Directions
For each line of the data below, copy it if it holds the word "summary".

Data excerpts
+===+

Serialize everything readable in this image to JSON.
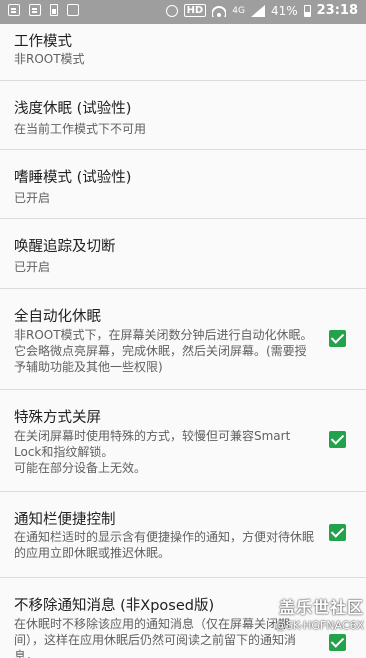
{
  "statusbar": {
    "hd": "HD",
    "net": "4G",
    "battery": "41%",
    "time": "23:18"
  },
  "items": [
    {
      "title": "工作模式",
      "summary": "非ROOT模式"
    },
    {
      "title": "浅度休眠 (试验性)",
      "summary": "在当前工作模式下不可用"
    },
    {
      "title": "嗜睡模式 (试验性)",
      "summary": "已开启"
    },
    {
      "title": "唤醒追踪及切断",
      "summary": "已开启"
    },
    {
      "title": "全自动化休眠",
      "summary": "非ROOT模式下，在屏幕关闭数分钟后进行自动化休眠。它会略微点亮屏幕，完成休眠，然后关闭屏幕。(需要授予辅助功能及其他一些权限)",
      "checked": true
    },
    {
      "title": "特殊方式关屏",
      "summary": "在关闭屏幕时使用特殊的方式，较慢但可兼容Smart Lock和指纹解锁。\n可能在部分设备上无效。",
      "checked": true
    },
    {
      "title": "通知栏便捷控制",
      "summary": "在通知栏适时的显示含有便捷操作的通知，方便对待休眠的应用立即休眠或推迟休眠。",
      "checked": true
    },
    {
      "title": "不移除通知消息 (非Xposed版)",
      "summary": "在休眠时不移除该应用的通知消息（仅在屏幕关闭期间），这样在应用休眠后仍然可阅读之前留下的通知消息，",
      "checked": true
    }
  ],
  "watermark": {
    "line1": "盖乐世社区",
    "line2": "@SK-HGFNAC6X"
  }
}
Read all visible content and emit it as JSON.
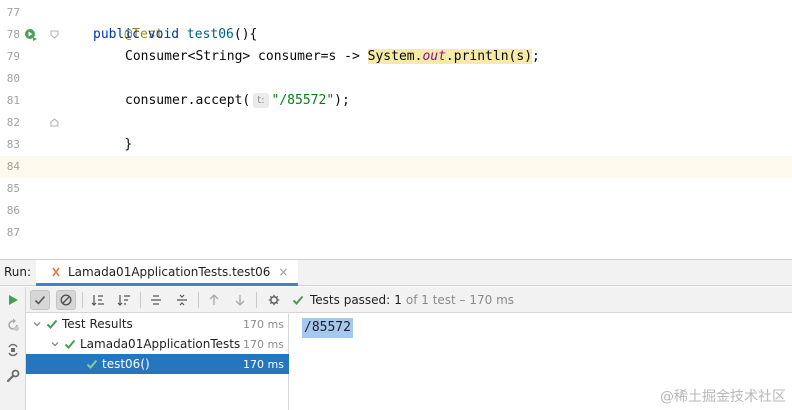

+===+

Response to the task
      "summary": "非ROOT模式"
      "summary": "在当前工作模式下不可用"
      "summary": "已开启"
      "summary": "已开启"
      "summary": "非ROOT模式下，在屏幕关闭数分钟后进行自动化休眠。它会略微点亮屏幕，完成休眠，然后关闭屏幕。(需要授予辅助功能及其他一些权限)",
      "summary": "在关闭屏幕时使用特殊的方式，较慢但可兼容Smart Lock和指纹解锁。\n可能在部分设备上无效。",
      "summary": "在通知栏适时的显示含有便捷操作的通知，方便对待休眠的应用立即休眠或推迟休眠。",
      "summary": "在休眠时不移除该应用的通知消息（仅在屏幕关闭期间），这样在应用休眠后仍然可阅读之前留下的通知消息，",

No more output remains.